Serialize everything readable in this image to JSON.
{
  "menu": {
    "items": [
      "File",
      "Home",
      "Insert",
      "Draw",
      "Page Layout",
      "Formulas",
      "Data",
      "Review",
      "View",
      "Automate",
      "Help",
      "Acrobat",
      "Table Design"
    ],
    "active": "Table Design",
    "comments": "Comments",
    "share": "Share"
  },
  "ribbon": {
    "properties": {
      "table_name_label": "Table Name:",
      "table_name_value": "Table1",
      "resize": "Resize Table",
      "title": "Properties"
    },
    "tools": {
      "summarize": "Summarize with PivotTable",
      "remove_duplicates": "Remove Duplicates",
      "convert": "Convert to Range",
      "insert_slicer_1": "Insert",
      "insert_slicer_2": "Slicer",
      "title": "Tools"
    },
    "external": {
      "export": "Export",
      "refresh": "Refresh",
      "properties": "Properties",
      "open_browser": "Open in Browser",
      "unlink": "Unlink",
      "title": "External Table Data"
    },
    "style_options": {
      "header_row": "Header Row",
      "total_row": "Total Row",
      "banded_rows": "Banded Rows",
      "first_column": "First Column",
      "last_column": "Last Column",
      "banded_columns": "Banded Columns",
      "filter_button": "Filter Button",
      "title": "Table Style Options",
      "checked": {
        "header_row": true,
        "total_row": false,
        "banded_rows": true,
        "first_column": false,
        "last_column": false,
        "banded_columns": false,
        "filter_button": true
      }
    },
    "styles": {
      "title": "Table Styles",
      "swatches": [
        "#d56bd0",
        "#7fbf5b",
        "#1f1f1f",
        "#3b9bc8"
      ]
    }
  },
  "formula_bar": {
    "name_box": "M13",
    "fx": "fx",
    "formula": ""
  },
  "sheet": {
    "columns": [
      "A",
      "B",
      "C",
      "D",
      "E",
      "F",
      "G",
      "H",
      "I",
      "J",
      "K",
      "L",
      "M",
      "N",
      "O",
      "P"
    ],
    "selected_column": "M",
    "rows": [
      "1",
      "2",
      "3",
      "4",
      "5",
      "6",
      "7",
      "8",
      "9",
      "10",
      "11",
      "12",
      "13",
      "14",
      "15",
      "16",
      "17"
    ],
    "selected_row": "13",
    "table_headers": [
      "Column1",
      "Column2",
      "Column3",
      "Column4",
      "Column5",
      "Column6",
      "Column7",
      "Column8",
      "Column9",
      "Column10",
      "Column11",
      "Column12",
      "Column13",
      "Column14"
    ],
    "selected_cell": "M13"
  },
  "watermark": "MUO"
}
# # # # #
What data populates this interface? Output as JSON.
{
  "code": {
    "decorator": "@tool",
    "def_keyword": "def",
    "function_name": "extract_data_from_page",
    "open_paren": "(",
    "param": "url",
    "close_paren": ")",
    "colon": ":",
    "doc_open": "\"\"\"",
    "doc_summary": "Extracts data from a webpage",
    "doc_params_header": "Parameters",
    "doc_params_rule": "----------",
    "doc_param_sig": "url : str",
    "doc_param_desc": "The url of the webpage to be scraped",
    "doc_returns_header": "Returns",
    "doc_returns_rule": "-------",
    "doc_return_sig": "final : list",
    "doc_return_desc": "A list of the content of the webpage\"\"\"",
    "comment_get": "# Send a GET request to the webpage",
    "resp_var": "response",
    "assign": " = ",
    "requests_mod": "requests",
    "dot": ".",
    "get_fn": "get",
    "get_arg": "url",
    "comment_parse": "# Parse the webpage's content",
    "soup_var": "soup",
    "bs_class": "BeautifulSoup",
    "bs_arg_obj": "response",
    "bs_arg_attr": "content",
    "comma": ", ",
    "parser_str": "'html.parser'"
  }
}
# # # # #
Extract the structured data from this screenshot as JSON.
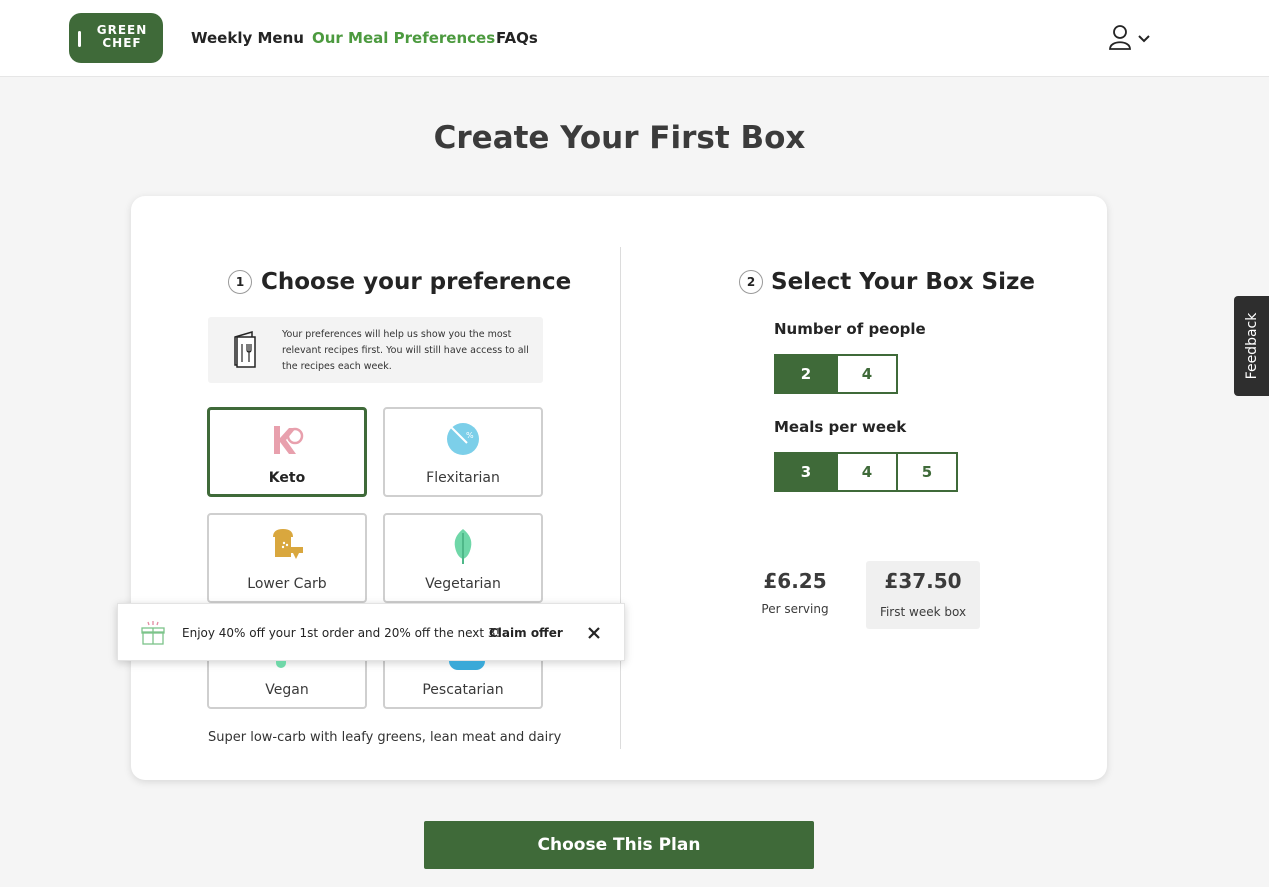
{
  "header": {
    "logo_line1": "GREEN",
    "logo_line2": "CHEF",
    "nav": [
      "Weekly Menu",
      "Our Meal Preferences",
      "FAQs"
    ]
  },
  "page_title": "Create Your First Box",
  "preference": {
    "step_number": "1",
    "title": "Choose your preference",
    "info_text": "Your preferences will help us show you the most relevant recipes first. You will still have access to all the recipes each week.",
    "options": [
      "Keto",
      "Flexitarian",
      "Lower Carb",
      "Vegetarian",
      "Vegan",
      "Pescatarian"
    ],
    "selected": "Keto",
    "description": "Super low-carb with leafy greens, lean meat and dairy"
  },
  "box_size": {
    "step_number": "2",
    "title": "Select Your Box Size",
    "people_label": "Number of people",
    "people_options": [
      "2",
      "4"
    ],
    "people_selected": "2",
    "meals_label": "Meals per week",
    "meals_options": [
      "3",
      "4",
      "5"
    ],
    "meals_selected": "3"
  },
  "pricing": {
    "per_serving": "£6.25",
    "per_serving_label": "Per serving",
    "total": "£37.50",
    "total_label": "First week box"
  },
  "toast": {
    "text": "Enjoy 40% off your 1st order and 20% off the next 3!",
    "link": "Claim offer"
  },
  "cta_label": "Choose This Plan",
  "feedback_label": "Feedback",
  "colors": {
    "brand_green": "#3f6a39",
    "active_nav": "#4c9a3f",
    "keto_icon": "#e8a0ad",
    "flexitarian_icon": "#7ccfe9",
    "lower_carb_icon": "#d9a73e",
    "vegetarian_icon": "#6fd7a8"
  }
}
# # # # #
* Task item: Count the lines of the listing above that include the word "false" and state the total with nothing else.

* Answer for this exercise: 4